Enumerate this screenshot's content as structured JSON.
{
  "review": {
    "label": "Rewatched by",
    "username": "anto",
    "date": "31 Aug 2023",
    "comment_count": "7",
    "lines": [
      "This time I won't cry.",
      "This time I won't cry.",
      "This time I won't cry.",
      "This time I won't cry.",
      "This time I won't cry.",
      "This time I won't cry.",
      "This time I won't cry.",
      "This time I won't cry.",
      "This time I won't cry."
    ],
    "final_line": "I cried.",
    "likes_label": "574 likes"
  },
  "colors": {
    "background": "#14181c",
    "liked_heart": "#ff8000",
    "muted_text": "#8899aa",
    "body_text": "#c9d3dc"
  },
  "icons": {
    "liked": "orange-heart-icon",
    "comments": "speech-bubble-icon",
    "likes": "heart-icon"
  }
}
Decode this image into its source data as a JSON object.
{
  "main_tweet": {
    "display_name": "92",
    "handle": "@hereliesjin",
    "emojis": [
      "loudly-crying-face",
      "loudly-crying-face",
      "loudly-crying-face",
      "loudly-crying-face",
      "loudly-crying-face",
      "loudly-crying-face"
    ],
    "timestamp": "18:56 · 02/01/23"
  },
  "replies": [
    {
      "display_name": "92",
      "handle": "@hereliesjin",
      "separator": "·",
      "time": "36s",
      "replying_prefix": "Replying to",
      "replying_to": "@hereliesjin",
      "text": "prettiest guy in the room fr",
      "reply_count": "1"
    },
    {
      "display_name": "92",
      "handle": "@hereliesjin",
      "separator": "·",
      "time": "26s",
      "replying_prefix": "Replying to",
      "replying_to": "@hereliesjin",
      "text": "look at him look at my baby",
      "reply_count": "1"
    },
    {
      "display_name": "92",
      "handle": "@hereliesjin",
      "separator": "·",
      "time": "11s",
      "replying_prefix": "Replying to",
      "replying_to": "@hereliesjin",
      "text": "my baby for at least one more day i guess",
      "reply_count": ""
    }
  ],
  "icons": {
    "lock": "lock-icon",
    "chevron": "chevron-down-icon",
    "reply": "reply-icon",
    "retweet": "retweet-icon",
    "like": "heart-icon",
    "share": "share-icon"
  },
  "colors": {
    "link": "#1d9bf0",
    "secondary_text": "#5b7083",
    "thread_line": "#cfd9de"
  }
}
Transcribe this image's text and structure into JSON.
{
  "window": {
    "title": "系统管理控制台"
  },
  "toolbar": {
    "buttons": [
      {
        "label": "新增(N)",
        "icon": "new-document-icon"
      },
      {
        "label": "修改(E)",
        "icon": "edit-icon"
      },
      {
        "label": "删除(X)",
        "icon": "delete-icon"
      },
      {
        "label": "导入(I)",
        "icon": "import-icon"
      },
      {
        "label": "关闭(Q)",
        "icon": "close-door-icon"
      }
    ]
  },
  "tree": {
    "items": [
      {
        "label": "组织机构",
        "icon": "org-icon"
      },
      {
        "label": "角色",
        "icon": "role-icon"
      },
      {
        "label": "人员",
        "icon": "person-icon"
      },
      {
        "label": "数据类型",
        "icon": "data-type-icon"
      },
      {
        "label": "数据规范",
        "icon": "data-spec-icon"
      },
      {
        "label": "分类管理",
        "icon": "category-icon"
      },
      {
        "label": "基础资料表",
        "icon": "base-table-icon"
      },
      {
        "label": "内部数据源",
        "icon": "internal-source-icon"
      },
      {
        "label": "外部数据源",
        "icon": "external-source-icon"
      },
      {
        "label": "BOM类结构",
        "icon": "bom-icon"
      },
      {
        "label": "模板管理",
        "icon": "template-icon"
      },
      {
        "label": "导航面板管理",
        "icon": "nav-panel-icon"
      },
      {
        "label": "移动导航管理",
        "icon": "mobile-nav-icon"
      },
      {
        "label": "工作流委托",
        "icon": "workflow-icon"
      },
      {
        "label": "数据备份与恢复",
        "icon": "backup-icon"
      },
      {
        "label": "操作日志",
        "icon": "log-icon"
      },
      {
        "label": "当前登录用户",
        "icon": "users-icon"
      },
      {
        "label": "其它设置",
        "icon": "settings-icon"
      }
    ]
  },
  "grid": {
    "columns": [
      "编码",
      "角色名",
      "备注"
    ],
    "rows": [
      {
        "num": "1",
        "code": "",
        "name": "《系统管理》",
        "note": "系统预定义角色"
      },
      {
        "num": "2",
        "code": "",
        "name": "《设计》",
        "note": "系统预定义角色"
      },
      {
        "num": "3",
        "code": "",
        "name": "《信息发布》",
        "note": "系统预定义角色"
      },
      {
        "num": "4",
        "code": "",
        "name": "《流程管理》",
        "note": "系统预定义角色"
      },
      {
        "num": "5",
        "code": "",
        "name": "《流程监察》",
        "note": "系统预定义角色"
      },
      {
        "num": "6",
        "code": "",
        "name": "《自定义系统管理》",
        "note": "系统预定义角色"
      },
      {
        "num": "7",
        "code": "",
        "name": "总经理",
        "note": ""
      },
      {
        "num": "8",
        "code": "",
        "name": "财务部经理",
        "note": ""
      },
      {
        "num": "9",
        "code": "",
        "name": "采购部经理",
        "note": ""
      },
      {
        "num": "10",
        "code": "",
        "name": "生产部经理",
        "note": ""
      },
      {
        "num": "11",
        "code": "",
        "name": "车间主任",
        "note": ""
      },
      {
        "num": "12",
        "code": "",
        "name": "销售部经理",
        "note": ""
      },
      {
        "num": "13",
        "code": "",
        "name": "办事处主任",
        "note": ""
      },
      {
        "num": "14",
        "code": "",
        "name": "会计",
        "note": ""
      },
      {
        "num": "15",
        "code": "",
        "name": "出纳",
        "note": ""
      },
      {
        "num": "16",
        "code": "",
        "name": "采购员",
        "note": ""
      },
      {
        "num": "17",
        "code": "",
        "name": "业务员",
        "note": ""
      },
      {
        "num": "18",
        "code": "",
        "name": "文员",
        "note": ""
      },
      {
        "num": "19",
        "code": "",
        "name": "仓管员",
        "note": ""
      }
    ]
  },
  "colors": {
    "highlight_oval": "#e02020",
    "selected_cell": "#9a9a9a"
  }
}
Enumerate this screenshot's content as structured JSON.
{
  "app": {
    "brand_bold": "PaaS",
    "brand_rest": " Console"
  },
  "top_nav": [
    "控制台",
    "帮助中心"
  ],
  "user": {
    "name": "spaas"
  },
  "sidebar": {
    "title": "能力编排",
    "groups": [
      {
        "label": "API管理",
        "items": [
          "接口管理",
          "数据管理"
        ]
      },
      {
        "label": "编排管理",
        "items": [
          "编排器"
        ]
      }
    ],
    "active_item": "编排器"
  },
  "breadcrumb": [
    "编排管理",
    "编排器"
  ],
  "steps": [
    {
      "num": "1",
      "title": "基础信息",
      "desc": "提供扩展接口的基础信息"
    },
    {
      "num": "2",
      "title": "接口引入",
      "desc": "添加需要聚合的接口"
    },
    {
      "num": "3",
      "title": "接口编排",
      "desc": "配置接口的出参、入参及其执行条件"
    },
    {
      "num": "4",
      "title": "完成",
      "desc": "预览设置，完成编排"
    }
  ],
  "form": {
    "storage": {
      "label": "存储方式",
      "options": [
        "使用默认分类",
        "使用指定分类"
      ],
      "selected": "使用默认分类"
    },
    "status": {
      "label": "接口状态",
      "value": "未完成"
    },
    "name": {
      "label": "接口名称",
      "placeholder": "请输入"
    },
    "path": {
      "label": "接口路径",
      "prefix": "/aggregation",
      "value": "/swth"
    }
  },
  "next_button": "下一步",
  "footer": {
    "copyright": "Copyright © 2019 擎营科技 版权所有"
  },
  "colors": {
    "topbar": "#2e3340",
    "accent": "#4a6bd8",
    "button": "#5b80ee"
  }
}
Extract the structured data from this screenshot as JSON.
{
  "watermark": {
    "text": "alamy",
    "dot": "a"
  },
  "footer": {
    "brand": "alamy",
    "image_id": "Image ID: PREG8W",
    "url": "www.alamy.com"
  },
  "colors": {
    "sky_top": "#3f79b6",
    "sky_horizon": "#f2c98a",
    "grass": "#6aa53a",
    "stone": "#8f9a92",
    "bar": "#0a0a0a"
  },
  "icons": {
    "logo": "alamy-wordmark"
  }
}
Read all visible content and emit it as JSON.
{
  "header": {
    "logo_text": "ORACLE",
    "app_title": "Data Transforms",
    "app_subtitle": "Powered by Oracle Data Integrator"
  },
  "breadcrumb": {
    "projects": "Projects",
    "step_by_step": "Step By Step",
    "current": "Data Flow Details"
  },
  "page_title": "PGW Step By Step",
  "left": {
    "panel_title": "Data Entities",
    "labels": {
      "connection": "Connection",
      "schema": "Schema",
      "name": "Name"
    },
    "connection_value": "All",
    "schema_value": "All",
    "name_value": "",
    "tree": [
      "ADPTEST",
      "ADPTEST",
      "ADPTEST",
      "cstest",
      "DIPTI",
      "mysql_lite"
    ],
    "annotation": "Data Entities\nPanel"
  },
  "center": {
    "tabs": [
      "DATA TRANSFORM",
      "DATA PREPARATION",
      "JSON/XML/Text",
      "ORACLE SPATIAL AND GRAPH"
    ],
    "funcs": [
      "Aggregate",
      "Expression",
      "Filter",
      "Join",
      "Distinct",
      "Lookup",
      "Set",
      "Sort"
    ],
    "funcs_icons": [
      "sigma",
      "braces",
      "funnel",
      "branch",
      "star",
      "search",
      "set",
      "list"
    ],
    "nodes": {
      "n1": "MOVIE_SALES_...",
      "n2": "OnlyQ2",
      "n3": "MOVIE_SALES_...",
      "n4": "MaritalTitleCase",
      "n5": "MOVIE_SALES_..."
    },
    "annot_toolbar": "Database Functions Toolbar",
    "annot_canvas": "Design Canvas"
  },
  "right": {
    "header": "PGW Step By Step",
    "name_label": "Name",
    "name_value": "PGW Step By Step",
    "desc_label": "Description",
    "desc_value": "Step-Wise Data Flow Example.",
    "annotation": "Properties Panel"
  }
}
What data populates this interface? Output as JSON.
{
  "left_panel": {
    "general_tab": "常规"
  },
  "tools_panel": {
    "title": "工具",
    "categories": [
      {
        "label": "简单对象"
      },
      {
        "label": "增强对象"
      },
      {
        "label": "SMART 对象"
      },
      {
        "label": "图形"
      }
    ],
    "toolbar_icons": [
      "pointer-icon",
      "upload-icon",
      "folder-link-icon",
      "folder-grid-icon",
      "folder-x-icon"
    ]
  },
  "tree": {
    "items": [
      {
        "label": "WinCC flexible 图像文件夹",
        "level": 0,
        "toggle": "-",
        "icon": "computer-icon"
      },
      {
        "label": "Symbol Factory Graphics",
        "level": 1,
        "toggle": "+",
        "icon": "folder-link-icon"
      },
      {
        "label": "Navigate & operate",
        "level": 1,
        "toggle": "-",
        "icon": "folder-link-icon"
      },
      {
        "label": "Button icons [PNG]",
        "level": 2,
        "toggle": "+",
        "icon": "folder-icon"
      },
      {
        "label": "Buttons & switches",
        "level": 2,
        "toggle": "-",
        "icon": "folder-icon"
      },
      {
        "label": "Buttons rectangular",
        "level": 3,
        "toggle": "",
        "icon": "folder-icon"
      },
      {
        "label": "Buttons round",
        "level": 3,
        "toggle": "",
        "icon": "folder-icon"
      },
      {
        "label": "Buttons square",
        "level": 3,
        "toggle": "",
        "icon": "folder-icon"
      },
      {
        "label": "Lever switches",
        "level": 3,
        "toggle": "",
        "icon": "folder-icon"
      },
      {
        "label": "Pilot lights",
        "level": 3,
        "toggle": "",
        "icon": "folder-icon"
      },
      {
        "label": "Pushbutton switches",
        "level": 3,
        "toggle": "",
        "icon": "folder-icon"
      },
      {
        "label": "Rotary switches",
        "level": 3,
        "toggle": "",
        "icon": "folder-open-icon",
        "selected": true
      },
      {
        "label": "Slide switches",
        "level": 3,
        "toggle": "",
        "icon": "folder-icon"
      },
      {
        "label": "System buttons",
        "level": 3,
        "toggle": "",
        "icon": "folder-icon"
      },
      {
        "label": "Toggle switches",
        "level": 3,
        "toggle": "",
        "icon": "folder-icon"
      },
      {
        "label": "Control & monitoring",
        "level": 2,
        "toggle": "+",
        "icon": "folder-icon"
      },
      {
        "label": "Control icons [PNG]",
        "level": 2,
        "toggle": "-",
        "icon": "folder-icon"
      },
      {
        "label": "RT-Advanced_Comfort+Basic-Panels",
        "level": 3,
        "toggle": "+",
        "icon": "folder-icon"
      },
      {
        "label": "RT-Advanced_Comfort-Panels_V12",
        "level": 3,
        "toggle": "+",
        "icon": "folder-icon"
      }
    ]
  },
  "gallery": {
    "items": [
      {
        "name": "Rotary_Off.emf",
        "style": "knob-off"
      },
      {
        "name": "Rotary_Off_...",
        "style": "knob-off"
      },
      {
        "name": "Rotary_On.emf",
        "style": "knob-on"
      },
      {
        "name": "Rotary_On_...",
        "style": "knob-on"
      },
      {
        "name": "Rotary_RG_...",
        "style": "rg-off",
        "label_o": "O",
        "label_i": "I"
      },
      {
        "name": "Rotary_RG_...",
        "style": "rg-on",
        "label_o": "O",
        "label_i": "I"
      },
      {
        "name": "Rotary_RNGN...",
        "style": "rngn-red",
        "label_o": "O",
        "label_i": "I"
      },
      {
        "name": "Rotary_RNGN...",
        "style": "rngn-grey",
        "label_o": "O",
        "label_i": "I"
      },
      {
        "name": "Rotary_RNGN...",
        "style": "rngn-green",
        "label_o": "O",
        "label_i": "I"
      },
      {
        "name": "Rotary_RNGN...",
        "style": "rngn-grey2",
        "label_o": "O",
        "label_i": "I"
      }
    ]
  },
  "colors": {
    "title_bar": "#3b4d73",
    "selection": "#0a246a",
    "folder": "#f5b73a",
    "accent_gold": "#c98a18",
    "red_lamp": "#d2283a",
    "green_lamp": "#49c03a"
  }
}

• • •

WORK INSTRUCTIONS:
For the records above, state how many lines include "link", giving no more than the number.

TASK RESULT:
4